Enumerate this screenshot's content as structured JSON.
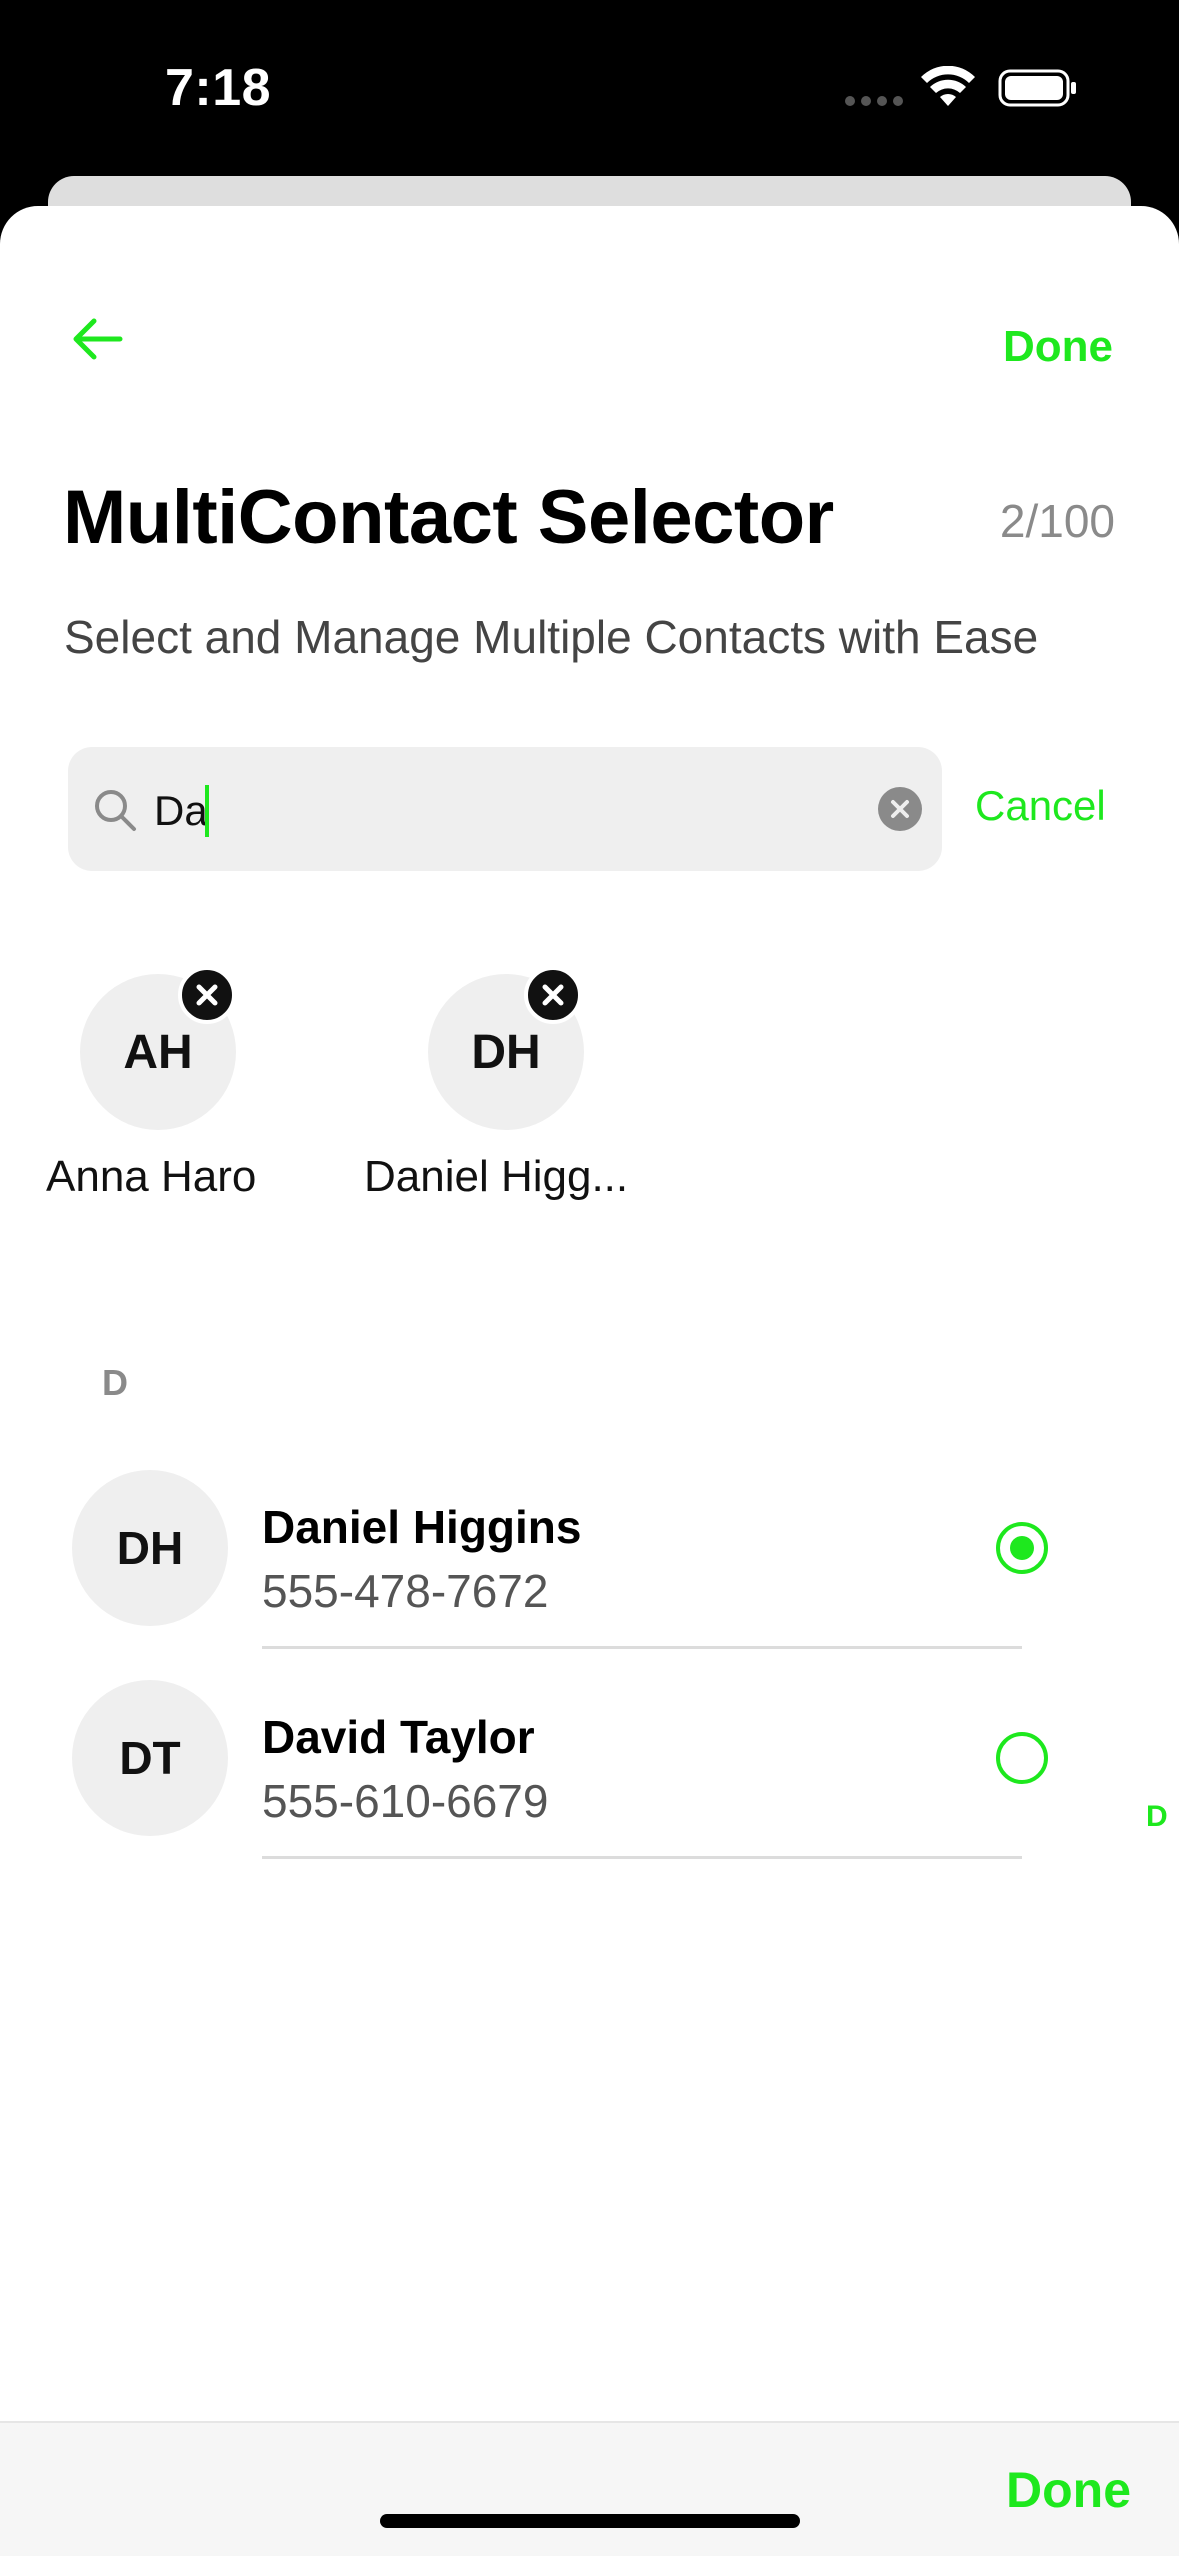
{
  "status_bar": {
    "time": "7:18"
  },
  "header": {
    "back_icon": "arrow-left-icon",
    "done_label": "Done"
  },
  "title": "MultiContact Selector",
  "counter": "2/100",
  "subtitle": "Select and Manage Multiple Contacts with Ease",
  "search": {
    "value": "Da",
    "cancel_label": "Cancel"
  },
  "selected_chips": [
    {
      "initials": "AH",
      "name": "Anna Haro"
    },
    {
      "initials": "DH",
      "name": "Daniel Higg..."
    }
  ],
  "section": {
    "letter": "D"
  },
  "contacts": [
    {
      "initials": "DH",
      "name": "Daniel Higgins",
      "phone": "555-478-7672",
      "selected": true
    },
    {
      "initials": "DT",
      "name": "David Taylor",
      "phone": "555-610-6679",
      "selected": false
    }
  ],
  "index_letters": [
    "D"
  ],
  "footer": {
    "done_label": "Done"
  },
  "colors": {
    "accent": "#1EE81E",
    "avatar_bg": "#EFEFEF",
    "search_bg": "#EFEFEF"
  }
}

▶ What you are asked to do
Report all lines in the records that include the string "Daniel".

▶ Result for this exercise
      "name": "Daniel Higg..."
      "name": "Daniel Higgins",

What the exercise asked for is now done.